Castle Mountains, including Hart Peak (5,543 ft) represent a critical linkage between the Paiute Mountains and the New York Mountains for plant life, wildlife, scenic views, and important watersheds. Castle Mountains is surrounded on all three sides by the Mojave National Preserve and is currently the only remaining portion of the 340-mile Lanfair Valley watershed that is not part of the Preserve. Vegetation consists of Joshua Tree Woodland; higher elevation leads to Blackbrush scrub and Pinyon-Juniper Forest at the highest elevations. The area of Desert Grasslands below the Viceroy Mine was recognized as a “unique plant assemblage” in 1980 by the BLM in their California Desert Conservation Area plan. The scenic view from Hart Mountain looks out over adjacent and contiguous wilderness, including views of many of the highest peaks in the Mojave Desert.

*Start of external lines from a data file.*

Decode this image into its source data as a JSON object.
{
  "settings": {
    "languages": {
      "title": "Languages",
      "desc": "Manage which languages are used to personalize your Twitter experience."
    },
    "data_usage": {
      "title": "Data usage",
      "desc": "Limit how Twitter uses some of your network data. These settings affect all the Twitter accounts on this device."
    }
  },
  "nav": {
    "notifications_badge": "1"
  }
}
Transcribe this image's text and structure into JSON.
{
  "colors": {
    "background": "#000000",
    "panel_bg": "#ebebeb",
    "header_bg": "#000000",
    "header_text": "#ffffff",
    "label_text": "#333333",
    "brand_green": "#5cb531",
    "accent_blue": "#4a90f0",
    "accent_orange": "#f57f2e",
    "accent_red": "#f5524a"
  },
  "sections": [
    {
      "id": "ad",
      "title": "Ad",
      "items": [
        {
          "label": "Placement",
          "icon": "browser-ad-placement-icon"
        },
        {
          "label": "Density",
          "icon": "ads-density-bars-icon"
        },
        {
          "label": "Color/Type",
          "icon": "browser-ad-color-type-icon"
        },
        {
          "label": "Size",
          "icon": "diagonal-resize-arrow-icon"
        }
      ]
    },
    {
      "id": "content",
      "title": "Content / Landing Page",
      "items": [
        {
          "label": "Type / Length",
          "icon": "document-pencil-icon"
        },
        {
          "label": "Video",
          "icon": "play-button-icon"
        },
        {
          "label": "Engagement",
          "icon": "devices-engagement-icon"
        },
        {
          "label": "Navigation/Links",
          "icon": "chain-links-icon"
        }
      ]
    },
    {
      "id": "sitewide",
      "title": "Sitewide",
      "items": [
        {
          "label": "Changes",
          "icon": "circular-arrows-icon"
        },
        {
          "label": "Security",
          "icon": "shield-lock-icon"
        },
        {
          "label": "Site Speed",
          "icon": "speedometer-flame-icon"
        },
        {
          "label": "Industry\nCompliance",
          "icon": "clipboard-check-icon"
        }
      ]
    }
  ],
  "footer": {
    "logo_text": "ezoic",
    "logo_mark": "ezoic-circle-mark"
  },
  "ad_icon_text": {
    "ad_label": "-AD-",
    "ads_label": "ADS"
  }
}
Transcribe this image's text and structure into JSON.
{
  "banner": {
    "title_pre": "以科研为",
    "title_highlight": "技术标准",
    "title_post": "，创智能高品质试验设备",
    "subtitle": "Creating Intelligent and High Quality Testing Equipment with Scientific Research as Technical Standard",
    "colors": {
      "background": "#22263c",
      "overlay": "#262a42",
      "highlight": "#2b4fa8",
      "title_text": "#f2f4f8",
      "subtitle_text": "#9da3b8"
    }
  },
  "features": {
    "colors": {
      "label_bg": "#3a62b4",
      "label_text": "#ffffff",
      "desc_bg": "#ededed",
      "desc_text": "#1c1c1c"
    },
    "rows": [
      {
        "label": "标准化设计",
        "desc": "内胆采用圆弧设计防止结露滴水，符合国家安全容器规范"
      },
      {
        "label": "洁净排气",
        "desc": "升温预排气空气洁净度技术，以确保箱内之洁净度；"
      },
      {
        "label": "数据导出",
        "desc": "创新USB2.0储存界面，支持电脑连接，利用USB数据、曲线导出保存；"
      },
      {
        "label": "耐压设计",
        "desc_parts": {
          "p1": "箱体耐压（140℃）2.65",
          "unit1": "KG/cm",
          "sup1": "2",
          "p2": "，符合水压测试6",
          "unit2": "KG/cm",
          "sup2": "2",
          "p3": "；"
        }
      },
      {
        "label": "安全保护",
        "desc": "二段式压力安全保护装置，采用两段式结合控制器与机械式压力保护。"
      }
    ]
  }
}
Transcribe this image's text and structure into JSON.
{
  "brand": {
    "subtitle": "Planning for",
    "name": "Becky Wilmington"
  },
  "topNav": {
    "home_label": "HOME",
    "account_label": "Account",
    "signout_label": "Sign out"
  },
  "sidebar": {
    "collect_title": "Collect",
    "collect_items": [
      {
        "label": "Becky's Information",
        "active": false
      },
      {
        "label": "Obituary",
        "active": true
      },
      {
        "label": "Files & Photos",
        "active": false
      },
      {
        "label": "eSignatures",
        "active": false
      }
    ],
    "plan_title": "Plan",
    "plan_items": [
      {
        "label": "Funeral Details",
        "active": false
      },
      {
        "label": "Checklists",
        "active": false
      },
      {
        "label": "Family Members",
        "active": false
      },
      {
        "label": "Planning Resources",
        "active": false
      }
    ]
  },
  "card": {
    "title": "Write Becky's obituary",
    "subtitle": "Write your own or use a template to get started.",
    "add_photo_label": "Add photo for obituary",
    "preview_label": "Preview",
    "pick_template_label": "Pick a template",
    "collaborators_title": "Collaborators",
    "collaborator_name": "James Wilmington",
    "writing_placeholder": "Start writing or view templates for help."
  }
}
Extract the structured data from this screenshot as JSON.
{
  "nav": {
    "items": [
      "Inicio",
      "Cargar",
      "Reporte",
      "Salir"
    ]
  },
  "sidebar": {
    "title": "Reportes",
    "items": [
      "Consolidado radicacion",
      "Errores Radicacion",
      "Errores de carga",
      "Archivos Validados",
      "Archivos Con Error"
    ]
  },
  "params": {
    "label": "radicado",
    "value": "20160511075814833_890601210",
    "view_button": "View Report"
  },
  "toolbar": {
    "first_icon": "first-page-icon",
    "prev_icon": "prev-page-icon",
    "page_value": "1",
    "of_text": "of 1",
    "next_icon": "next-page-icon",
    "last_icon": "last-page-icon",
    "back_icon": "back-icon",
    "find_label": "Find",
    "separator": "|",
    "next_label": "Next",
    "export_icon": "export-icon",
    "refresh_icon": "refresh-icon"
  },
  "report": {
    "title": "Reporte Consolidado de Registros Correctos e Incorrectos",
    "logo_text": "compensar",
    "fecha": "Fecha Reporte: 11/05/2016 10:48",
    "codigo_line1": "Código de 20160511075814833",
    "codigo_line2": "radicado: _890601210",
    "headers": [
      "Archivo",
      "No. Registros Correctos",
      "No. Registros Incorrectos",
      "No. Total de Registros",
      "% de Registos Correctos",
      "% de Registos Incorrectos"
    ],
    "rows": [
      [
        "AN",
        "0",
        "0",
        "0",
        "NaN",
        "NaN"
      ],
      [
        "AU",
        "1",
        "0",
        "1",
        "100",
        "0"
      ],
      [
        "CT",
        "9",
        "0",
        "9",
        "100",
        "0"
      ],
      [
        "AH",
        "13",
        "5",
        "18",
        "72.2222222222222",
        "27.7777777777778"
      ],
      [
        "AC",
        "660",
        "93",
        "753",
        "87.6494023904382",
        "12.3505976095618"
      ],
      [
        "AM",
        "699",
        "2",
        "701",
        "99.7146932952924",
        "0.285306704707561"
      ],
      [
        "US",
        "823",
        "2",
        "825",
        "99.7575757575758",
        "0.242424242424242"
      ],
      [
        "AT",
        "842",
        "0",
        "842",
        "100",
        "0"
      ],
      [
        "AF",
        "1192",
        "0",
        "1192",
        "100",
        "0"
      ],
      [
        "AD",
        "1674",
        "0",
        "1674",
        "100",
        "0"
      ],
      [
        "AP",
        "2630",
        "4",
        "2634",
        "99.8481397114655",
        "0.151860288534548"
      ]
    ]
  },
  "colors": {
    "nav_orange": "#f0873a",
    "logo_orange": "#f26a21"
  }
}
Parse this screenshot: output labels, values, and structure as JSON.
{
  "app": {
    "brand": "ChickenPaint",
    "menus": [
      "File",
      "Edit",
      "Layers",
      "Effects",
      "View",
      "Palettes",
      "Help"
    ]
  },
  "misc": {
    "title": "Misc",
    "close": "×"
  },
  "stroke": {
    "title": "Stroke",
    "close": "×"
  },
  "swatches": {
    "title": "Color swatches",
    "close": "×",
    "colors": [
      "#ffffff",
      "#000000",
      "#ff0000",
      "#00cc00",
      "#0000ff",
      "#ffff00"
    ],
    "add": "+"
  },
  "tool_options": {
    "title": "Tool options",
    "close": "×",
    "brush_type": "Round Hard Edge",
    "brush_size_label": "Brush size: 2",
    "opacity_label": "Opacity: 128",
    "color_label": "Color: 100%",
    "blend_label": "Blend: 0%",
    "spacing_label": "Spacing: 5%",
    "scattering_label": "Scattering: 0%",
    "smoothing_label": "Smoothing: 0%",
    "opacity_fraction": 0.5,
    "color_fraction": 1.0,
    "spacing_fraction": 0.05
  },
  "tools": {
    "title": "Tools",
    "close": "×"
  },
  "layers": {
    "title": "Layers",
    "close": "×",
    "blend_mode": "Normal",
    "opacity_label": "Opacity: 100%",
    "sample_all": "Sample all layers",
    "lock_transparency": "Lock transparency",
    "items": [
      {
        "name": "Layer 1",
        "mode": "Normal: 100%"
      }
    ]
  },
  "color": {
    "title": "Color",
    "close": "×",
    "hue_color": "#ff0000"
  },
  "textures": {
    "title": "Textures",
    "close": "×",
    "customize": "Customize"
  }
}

The remote nature of this site protects the ability to enjoy increasingly rare natural quiet.
The Castle Mountains are critical habitat for Mojave Desert wildlife like the desert bighorn, mule deer, bobcat, mountain lion, golden eagle, Swainson’s hawk, desert tortoise, gila monster, prairie falcon, Bendire’s thrasher, grey vireo, Townsend’s big-eared bat, and California leaf-nosed bat. This area is especially critical to the Desert Bighorn who use the area both as habitat and as a wildlife corridor between the water-poor Piute Mountains and the wetter New York Mountains. The pristine quality and remoteness of this property would make it an excellent candidate for reintroduction of extirpated species of Mojave wildlife.
The Castle Mountains are a “living laboratory” showcasing the progression of human history in the Eastern Mojave Desert. There are significant elements of Native American, Western-American, and Mining History, including an obsidian source that provided material found throughout the Mojave, the historic town of Hart, and both the Hart and Viceroy mines. The opportunity for historic preservation and interpretation are tremendous.